(Provided data begins)
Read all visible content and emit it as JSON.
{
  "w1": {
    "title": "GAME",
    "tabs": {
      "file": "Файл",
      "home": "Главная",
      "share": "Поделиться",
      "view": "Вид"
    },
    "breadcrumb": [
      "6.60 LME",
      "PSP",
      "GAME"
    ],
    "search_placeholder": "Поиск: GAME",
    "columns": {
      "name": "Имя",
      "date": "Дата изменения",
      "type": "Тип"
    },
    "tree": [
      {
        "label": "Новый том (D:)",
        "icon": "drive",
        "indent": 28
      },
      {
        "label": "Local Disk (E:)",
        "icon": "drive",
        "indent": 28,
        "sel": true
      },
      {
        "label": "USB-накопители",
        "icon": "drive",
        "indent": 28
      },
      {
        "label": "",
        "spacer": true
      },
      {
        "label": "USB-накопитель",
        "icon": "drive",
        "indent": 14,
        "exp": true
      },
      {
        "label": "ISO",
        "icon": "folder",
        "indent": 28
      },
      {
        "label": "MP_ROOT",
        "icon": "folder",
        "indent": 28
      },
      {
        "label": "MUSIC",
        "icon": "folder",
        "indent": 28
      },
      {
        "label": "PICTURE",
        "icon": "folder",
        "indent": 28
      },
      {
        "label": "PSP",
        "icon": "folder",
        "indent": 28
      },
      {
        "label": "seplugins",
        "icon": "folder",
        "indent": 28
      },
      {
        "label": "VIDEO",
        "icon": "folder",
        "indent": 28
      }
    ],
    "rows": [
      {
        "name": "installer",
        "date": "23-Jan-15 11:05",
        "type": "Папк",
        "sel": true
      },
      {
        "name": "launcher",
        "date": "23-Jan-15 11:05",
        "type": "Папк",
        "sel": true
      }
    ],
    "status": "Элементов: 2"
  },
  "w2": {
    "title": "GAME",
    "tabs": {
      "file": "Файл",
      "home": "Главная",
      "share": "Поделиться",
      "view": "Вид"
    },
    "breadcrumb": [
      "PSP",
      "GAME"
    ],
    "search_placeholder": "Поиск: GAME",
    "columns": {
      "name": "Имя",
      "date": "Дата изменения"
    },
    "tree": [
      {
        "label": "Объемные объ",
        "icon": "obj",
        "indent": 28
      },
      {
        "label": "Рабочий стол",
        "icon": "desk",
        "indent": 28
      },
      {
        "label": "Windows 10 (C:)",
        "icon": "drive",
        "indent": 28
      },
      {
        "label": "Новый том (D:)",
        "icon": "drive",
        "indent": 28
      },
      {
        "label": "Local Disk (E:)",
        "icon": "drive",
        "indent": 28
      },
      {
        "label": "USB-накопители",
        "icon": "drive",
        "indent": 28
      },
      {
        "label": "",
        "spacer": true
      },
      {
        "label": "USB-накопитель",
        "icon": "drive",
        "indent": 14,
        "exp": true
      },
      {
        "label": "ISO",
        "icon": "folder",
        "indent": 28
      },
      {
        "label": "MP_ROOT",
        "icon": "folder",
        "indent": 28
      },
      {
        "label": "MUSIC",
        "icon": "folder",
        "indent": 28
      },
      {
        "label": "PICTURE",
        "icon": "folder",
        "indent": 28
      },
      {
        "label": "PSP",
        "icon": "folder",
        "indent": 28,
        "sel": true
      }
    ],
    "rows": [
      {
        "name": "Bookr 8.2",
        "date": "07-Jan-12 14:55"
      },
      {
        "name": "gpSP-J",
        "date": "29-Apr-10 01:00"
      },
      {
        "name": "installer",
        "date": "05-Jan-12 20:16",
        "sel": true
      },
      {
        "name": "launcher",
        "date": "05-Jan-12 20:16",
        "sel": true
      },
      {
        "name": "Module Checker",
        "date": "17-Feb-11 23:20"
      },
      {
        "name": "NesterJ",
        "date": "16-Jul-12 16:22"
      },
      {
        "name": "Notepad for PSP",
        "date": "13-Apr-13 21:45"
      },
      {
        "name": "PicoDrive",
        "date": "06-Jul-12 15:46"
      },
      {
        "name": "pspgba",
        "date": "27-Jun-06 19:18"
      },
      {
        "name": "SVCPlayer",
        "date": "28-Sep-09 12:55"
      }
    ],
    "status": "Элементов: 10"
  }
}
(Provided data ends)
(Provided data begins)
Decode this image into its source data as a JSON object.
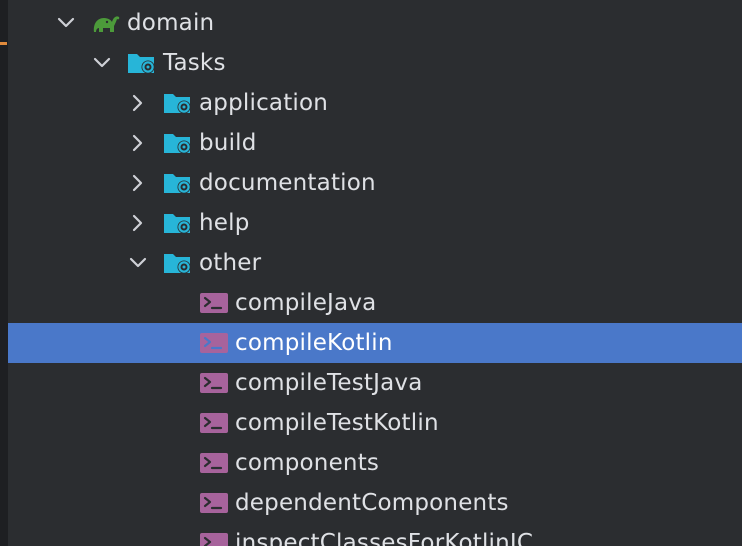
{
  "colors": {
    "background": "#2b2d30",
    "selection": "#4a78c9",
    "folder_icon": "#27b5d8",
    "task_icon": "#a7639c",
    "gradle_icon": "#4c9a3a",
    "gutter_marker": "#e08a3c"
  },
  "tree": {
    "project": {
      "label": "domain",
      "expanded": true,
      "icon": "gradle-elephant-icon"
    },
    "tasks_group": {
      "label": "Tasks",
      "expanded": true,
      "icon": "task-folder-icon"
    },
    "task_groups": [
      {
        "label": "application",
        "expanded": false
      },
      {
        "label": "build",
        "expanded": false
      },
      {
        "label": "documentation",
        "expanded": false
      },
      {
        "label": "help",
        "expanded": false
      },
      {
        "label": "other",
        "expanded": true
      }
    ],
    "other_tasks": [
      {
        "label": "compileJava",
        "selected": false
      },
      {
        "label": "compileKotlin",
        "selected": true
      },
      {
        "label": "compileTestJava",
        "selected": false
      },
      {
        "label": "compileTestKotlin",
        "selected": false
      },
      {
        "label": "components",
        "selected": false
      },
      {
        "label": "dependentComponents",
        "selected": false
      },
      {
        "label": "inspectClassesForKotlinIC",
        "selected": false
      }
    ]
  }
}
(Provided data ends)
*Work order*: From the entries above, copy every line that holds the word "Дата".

*Answer area*:
      "date": "Дата изменения",
      "date": "Дата изменения"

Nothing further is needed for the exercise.